“Honestly, I don't see myself voting for any of these corporate Democrats or Trump. Definitely not."

Alex Maldonado said he was “trepidatiously excited” to attend his first political rally, although he isn't a strong Bernie supporter and was leaning toward Warren.

Maldonado said the primaries are about people getting to know the candidates, but also about the party getting to know what its base values.

As an example, Maldonado said, Biden, the Democrats’ establishment candidate, wouldn't even have mentioned Medicare for All four years ago.

“It’s also about moving the needle forward," he said.

Polling in the state has been scarce, but an August survey of likely primary voters found Sanders, Biden and Massachusetts Sen. Elizabeth Warren bunched at the top. That was months before Bloomberg entered the race and began pouring millions of dollars into advertising, and established an extensive field organization to chase ballots.

Since voting began earlier this month, two centrist Democrats have emerged as contenders in Colorado after strong showings in Iowa and New Hampshire: Minnesota Amy Klobuchar and former South Bend, Indiana, Mayor Pete Buttigieg, who holds the lead in delegates.

Presidential candidates are swarming Colorado as voters start to return ballots, which went in the mail to voters last week and are due to election officials by March 3.

Bloomberg visited a campaign office in Denver on Feb. 1, and Biden is attending a private fundraiser in Denver on Monday. Buttigieg plans to hold a town hall in Aurora on Saturday, and Warren  is holding a town hall in Denver on Feb. 23.

Trump, who doesn't face significant opposition in the Republican primary, plans to hold a rally on Thursday in Colorado Springs with U.S. Sen. Cory Gardner.

National Republicans ripped Sanders' "extreme socialist agenda" in a statement to Colorado Politics.

"Coloradans already made it loud and clear they have zero interest in Bernie Sanders' government takeover of health care," said Kyle Kohli, the Republican National Committee spokesman for Colorado. "Sanders' extreme socialist agenda doesn't stand a chance in a state like Colorado where voters constantly opposed statewide tax increases."

Rachel Lorenz contributed to this report.

(0) comments

Welcome to the discussion.

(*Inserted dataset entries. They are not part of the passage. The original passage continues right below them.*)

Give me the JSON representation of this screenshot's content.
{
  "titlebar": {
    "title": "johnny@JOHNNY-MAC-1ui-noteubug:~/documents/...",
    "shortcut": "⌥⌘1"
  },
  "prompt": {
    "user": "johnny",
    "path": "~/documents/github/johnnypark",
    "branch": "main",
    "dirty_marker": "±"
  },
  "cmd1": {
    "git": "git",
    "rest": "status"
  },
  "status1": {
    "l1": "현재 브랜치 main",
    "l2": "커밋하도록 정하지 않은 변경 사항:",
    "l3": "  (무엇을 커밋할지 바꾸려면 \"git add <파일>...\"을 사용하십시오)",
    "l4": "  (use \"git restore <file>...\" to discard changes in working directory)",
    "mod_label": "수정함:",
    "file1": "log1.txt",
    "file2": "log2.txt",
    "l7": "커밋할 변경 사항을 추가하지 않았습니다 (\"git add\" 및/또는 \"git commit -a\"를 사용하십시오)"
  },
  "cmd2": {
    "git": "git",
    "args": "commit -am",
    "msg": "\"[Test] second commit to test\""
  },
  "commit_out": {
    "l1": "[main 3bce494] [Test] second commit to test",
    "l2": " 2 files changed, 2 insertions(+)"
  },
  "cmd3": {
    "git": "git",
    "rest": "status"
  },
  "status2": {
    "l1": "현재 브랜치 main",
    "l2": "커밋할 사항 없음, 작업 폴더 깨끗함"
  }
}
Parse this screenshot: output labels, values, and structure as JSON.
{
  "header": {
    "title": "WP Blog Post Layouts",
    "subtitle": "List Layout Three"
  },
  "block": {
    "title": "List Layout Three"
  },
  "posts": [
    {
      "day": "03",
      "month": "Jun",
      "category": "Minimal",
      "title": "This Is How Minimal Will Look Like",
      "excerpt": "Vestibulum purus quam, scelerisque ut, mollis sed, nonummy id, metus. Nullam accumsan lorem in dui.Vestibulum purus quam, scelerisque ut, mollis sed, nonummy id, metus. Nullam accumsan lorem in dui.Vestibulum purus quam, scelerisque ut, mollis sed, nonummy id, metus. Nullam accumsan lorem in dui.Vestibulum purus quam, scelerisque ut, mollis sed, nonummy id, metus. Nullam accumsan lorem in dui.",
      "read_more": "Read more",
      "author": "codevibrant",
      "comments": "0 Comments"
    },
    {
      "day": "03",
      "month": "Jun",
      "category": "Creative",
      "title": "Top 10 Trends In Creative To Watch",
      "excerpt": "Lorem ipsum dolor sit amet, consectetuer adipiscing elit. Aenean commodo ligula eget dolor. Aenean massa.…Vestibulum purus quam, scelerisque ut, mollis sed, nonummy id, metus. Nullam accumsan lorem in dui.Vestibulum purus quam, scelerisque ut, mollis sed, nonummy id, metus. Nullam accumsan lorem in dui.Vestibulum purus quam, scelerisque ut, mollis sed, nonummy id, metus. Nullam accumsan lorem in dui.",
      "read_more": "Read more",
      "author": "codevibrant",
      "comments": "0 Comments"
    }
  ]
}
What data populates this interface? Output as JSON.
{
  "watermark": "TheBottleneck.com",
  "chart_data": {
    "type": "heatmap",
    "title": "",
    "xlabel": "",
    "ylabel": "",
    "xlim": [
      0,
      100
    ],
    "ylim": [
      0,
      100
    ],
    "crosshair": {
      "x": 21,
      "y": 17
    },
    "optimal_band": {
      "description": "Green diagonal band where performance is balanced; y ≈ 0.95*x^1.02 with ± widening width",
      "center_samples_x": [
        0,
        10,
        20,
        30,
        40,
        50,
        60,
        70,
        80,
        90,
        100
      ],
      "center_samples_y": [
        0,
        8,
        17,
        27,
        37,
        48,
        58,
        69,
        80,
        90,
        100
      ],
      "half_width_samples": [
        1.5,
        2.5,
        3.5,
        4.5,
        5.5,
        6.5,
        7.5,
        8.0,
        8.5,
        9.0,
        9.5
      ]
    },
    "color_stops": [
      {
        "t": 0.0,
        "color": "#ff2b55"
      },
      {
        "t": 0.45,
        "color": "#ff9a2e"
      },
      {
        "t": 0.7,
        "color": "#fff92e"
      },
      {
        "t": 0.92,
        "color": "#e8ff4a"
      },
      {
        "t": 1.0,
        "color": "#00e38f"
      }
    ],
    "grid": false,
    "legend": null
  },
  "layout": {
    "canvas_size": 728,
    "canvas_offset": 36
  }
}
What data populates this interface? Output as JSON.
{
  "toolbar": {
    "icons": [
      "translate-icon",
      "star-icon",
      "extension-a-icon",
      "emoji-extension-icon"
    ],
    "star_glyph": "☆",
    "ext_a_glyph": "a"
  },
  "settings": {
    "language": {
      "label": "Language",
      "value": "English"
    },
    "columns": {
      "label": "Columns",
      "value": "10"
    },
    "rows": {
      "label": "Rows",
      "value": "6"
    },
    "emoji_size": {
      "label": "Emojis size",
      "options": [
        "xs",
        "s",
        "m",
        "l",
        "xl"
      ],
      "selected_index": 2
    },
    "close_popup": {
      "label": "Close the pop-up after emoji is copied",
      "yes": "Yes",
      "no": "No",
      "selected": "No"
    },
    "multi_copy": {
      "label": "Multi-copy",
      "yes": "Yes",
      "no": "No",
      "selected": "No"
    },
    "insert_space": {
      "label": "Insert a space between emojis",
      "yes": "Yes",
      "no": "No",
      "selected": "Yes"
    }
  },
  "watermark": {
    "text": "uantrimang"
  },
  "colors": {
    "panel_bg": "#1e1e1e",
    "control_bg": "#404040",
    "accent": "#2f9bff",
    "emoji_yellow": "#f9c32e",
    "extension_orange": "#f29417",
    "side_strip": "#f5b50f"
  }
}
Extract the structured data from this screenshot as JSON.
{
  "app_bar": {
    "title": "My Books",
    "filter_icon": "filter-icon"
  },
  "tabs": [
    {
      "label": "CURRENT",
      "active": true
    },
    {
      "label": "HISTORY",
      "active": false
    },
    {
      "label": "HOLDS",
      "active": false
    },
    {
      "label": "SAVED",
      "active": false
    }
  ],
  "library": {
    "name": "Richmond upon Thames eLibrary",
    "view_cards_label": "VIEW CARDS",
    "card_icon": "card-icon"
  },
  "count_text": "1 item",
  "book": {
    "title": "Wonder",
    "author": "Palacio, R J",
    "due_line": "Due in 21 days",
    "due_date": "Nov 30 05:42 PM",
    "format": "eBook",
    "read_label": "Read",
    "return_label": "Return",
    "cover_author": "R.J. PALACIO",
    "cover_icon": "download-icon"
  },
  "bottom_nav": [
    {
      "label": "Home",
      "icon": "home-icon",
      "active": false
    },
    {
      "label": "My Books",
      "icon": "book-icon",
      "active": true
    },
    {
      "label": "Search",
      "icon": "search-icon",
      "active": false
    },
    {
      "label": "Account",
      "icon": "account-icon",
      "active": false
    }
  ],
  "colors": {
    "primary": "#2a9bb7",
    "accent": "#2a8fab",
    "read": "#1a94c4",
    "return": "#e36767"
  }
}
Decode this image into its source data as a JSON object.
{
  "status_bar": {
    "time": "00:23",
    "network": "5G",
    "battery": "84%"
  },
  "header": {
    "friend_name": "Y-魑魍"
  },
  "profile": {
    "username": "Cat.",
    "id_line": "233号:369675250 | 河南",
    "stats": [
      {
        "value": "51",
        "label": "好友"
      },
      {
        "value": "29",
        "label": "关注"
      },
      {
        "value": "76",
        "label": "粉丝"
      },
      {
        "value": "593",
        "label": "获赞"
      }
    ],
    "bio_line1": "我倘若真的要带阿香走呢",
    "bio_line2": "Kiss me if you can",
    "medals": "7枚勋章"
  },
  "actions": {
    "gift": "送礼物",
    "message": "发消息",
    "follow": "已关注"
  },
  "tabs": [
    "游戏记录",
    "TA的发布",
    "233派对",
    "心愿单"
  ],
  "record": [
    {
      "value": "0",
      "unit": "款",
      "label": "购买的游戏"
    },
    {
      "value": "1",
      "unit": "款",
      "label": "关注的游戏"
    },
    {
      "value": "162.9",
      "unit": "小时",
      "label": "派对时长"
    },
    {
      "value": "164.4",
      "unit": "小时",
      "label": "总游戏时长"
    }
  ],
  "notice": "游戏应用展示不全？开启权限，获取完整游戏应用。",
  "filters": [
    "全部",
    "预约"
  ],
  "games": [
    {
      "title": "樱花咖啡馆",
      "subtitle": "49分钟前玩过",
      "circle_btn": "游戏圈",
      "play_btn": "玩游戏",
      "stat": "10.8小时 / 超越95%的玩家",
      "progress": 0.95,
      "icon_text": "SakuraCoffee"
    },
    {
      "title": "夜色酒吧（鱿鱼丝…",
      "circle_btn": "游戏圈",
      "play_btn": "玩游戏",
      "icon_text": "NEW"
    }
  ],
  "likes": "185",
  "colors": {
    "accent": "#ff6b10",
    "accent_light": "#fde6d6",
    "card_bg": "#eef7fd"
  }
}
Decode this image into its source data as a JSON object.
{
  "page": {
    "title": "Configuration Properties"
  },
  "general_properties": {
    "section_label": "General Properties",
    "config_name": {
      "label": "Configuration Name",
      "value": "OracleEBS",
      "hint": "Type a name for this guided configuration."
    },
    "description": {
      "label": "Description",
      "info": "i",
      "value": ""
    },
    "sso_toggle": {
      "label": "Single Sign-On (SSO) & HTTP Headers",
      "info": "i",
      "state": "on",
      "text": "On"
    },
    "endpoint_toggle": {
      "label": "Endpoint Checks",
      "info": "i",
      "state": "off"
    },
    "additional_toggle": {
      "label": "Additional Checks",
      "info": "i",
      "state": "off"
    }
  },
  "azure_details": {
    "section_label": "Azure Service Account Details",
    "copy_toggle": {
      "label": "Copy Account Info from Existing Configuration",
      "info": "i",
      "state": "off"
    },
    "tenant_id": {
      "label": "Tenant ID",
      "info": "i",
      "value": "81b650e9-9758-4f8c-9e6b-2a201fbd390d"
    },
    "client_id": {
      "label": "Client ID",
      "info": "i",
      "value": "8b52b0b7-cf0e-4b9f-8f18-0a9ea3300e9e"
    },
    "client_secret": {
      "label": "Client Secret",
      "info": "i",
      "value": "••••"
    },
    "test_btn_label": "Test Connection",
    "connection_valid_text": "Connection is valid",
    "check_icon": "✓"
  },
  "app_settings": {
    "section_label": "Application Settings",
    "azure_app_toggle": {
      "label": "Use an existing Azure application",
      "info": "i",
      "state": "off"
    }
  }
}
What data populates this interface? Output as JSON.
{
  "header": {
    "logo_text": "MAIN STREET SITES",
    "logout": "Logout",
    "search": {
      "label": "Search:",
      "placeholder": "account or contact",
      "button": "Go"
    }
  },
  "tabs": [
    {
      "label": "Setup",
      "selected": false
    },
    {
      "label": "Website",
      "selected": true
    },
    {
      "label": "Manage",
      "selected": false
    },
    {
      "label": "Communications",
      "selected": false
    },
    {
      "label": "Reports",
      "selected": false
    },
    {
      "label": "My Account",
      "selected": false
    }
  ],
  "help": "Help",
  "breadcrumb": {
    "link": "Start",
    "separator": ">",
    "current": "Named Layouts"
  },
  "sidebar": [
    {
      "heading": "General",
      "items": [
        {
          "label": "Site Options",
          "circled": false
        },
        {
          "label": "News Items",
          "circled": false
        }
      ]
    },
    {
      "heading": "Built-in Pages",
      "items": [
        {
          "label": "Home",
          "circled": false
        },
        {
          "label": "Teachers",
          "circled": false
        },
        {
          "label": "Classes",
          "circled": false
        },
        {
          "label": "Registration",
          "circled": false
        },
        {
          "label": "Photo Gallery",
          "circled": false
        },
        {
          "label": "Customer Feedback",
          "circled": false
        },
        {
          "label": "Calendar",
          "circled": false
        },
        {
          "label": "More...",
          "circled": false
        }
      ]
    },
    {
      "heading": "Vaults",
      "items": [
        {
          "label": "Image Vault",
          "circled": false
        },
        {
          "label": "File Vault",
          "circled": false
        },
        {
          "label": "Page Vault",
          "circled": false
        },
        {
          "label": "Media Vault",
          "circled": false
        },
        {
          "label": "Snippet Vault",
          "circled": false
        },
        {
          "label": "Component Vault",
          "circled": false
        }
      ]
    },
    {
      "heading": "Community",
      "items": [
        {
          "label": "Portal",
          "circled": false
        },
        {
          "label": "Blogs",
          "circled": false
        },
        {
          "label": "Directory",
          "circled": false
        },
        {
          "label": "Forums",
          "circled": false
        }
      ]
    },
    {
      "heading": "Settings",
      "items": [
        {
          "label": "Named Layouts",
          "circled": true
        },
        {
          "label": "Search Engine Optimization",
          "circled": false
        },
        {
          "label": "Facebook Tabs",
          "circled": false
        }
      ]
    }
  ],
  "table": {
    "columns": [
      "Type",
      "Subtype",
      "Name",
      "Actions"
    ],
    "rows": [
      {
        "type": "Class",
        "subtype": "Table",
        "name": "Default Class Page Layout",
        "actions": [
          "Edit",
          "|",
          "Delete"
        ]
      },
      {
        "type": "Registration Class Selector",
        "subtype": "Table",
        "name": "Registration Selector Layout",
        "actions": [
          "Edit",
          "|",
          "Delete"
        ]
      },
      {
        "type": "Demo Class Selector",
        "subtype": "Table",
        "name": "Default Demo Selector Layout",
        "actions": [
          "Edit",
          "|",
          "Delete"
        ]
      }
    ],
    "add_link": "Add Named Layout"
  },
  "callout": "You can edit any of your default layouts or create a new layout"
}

Keep it Clean. Please avoid obscene, vulgar, lewd, racist or sexually-oriented language.
Don't Threaten. Threats of harming another person will not be tolerated.
Be Truthful. Don't knowingly lie about anyone or anything.
Be Nice. No racism, sexism or any sort of -ism that is degrading to another person.
Be Proactive. Use the 'Report' link on each comment to let us know of abusive posts.
Share with Us. We'd love to hear eyewitness accounts, the history behind an article.